"Developed by Josiah Wedgwood in 1768 as Black Basaltes or black porcelaine, in order to imitate Greek vases - then thought to be Etruscan - to which he could add his patented polychrome 'encaustic' painting.
Since the idea of black stoneware was not new, Wedgwood made no attempt to patent it; but he correctly identified the best moment to develop it...Having good turning and casting properties, this adaptable material, generally known in the trade as Black Egyptian, was soon being mass-produced in Staffordshire and Yorkshire, effectively replacing the ubiquitous red teapot with a black one."
Source: Page 222 English Potter 1620-1840 by Robin Hildyard
"...The body utilised by the two earliest industrial manufacturers of the ware, Wedgwood and Humphrey Palmer, was composed of 20 each of Purbeck clay and of calcined iron to one of manganese. It was fired in an oxidizing atmosphere at stoneware temperatures (approximately 1200 degrees centigrade). Formulas for basalt frequently made use of a colouring agent called 'carr' which is an oxide derived from iron residue in the drainage system of the mines...Manganese was available from Cornwall..."

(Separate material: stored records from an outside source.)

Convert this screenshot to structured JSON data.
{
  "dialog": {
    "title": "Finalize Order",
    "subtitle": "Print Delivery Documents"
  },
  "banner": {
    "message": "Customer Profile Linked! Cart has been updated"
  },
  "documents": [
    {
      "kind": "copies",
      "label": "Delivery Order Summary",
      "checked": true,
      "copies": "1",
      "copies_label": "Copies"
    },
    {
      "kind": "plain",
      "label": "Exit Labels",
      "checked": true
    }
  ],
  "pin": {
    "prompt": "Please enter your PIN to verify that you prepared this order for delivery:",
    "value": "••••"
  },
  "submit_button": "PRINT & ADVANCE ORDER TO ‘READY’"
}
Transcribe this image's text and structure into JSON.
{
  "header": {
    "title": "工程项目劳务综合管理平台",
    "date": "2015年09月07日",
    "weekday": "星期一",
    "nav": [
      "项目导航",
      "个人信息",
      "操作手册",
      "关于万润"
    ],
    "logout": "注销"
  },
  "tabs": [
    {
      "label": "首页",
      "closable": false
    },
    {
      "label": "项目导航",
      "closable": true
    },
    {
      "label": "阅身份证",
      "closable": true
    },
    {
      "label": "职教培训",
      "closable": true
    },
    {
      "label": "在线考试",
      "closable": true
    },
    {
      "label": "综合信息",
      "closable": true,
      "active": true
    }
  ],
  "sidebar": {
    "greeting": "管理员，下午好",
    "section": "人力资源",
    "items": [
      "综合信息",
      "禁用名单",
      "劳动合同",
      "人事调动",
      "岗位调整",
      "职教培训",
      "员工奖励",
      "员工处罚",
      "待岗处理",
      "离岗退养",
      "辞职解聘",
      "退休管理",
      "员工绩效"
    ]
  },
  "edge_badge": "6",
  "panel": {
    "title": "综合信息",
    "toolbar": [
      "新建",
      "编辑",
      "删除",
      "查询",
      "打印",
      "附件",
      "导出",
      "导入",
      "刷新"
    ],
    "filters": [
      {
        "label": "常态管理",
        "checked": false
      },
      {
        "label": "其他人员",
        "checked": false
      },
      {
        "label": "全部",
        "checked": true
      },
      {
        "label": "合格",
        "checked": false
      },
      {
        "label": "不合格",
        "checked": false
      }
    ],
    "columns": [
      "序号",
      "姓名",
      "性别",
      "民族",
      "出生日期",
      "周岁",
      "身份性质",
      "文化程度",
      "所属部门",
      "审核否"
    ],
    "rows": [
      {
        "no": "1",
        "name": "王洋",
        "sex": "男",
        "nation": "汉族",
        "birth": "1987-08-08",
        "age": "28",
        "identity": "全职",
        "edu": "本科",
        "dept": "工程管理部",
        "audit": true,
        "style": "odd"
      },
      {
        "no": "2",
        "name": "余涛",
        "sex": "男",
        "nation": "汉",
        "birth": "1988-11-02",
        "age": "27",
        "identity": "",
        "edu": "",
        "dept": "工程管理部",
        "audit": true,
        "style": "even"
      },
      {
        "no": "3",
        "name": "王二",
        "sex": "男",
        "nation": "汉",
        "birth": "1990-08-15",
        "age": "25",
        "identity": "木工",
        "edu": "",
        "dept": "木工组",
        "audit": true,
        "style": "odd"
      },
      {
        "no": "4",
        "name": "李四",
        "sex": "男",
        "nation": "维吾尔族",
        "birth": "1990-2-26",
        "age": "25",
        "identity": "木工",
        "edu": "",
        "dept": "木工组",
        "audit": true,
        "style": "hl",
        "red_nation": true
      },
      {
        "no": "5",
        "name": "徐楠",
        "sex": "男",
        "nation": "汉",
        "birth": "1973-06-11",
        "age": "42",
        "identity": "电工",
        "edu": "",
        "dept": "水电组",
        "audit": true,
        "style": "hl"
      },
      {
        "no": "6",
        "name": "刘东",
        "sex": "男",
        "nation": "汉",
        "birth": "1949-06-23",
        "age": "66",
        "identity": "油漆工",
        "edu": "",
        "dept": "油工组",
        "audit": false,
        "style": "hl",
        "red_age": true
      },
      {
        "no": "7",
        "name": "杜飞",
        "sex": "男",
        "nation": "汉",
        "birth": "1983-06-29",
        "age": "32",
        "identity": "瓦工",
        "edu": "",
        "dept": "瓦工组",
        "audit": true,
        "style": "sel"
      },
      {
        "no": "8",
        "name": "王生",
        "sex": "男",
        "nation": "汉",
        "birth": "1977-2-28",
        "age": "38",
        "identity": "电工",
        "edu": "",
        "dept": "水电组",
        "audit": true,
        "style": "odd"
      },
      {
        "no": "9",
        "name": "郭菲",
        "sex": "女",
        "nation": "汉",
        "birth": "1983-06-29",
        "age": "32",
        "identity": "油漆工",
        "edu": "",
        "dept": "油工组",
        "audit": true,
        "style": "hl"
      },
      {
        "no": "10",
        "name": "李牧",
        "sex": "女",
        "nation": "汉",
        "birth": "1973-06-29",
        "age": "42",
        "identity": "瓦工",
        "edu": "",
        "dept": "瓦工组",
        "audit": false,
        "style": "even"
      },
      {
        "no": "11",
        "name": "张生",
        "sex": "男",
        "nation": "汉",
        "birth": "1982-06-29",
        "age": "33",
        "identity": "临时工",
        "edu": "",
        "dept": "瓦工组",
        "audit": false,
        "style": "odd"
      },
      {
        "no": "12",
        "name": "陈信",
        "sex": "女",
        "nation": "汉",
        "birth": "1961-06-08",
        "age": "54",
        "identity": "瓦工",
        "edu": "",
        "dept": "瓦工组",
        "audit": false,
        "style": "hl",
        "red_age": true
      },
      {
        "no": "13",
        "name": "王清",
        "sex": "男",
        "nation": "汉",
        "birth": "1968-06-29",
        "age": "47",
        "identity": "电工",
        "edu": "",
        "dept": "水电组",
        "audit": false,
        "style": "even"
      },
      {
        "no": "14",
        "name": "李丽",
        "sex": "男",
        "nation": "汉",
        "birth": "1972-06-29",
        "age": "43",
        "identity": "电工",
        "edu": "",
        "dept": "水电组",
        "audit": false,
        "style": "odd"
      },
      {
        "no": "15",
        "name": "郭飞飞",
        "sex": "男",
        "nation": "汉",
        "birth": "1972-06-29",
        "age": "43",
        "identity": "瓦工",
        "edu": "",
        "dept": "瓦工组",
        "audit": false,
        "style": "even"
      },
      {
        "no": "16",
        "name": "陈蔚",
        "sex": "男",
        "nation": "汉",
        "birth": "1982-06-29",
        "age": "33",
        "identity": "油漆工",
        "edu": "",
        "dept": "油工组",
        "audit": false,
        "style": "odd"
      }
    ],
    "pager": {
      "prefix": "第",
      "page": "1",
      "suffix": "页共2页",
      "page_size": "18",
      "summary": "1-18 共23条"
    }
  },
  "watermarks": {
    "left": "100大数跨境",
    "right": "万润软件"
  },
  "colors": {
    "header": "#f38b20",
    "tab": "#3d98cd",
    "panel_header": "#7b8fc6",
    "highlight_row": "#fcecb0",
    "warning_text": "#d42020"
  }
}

Interestingly enough black basalt tea pots became 'all-the-rage' because they showed off the beauty and grace of the hostess' hands as you'll note from this exchange.
"Wedgwood produced numerous black basalt tea pots "and in a letter to Bentley: 'Nobody makes black T.pots but Palmers". Wedgwood clearly means 'nobody else' as the firm had been producing teapots for some time Black teapots appealed to feminine vanity by enhancing the whiteness of the pourers' hands as acknowledged by Wedgwood in a letter to partner Bentley in late 1772: 'Thank you for your discovery in favour of the black Teapots. I hope white hands will continue in fashion and then we may continue to make Black Teapots'.
By mid-1774 Wedwood seemed to be satisfied with the black body he was producing, acknowledging that he was still using the same proportions mixed in the first firings six years earlier. One variable seemed to be in the surface treatment of the wares, some pieces were scoured with soap, sand and water; others left in a natural unscoured state. This undoutedly accounts for the variation in sheen seen on many Wedgwood and Bentley pieces of about this same period. In addition to the experimentaion with surface treatment, Wedgwood also investigated firing the wares at a lower temperature in the biscuit over, perhaps to alleviate the fragility and consequent breakage in transit."
Source: pgs. 27, 60, 61 of "Black Basalt Wedgwood and Contemporary Manufacturers by Diana Edwards"
Basalt is a wonderful medium. If you decide this is the kind of pottery you would like to collect or if you find your self enamoured of Wedgwood then, I would highly recommend Diana Edwards book, it is absolutely fabulous. She will walk you through the history of Basalt and all things Wedgwood. You'll truly get an understanding of the history behind the pottery and why this is a collection that just can't be ignored.